ABOUT THIS TASK
From the records below, find each line with the string "Project" and copy it.

(Element data from apps and pages)
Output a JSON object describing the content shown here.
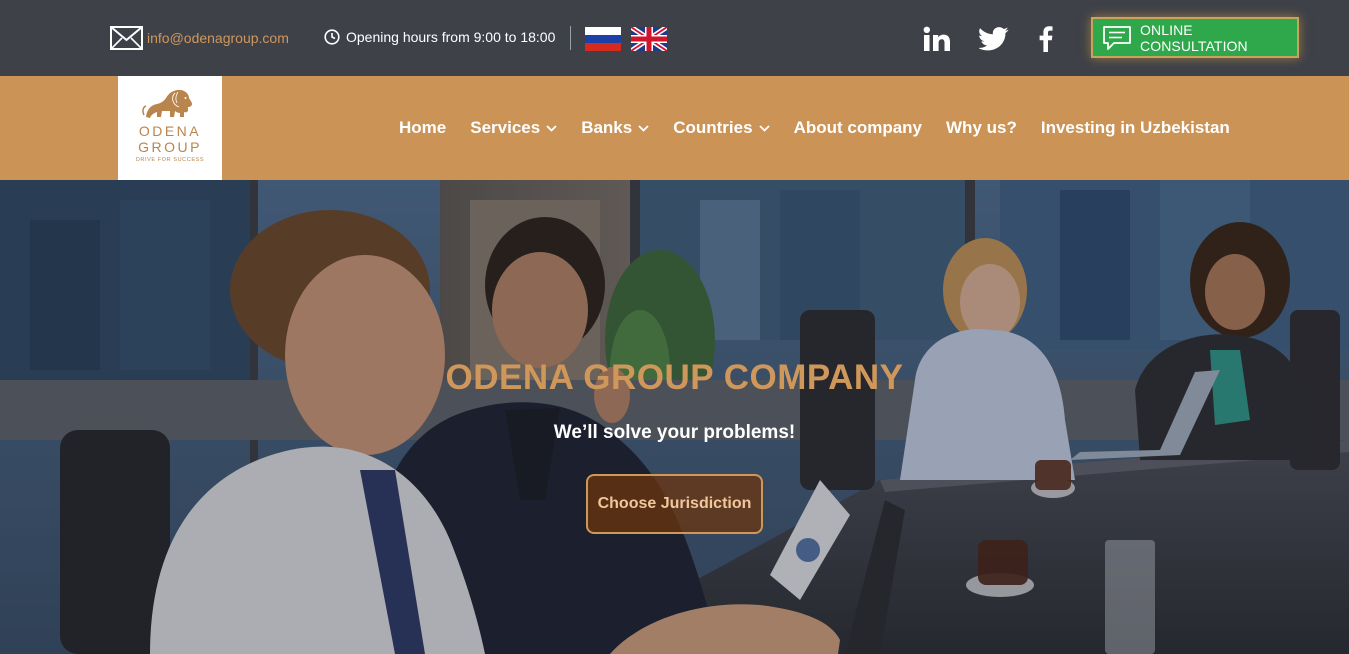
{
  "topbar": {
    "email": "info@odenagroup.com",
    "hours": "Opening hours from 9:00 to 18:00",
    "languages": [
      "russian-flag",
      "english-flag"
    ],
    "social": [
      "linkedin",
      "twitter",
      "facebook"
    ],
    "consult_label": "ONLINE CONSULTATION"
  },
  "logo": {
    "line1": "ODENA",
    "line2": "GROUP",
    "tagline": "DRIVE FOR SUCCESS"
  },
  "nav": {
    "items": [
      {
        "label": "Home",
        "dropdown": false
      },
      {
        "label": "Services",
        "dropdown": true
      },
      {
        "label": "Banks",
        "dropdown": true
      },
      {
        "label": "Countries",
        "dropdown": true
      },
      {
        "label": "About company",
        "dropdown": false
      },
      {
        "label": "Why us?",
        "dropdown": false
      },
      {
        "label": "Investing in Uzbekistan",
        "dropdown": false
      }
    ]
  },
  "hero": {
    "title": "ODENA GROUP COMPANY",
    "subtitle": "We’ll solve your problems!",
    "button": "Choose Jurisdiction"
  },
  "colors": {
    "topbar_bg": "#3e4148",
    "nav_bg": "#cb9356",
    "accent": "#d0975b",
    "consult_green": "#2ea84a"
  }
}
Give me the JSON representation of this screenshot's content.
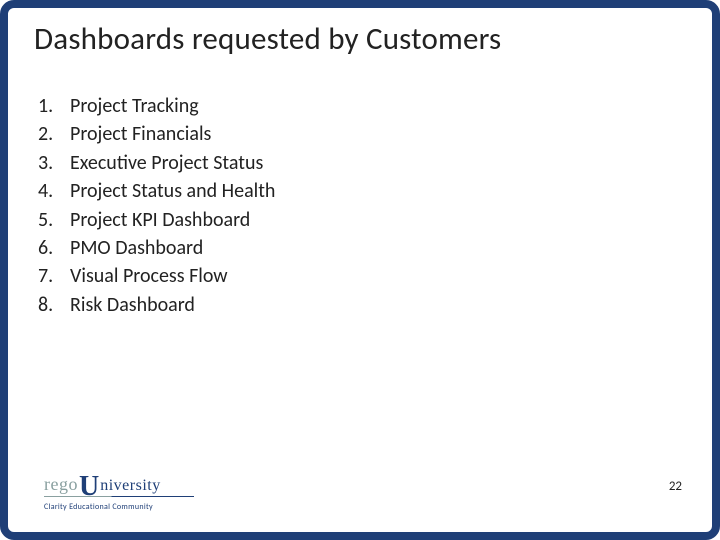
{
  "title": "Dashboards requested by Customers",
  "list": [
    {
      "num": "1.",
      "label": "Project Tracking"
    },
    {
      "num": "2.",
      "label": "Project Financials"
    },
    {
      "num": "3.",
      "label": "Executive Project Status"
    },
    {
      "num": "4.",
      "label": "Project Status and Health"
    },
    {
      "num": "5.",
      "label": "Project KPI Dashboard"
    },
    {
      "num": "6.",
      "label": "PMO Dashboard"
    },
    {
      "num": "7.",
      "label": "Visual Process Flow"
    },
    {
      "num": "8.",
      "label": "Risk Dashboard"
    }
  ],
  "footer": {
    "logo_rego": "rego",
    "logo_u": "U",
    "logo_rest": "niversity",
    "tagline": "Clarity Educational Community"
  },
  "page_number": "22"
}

RESULT BELOW
      "label": "Project Tracking"
      "label": "Project Financials"
      "label": "Executive Project Status"
      "label": "Project Status and Health"
      "label": "Project KPI Dashboard"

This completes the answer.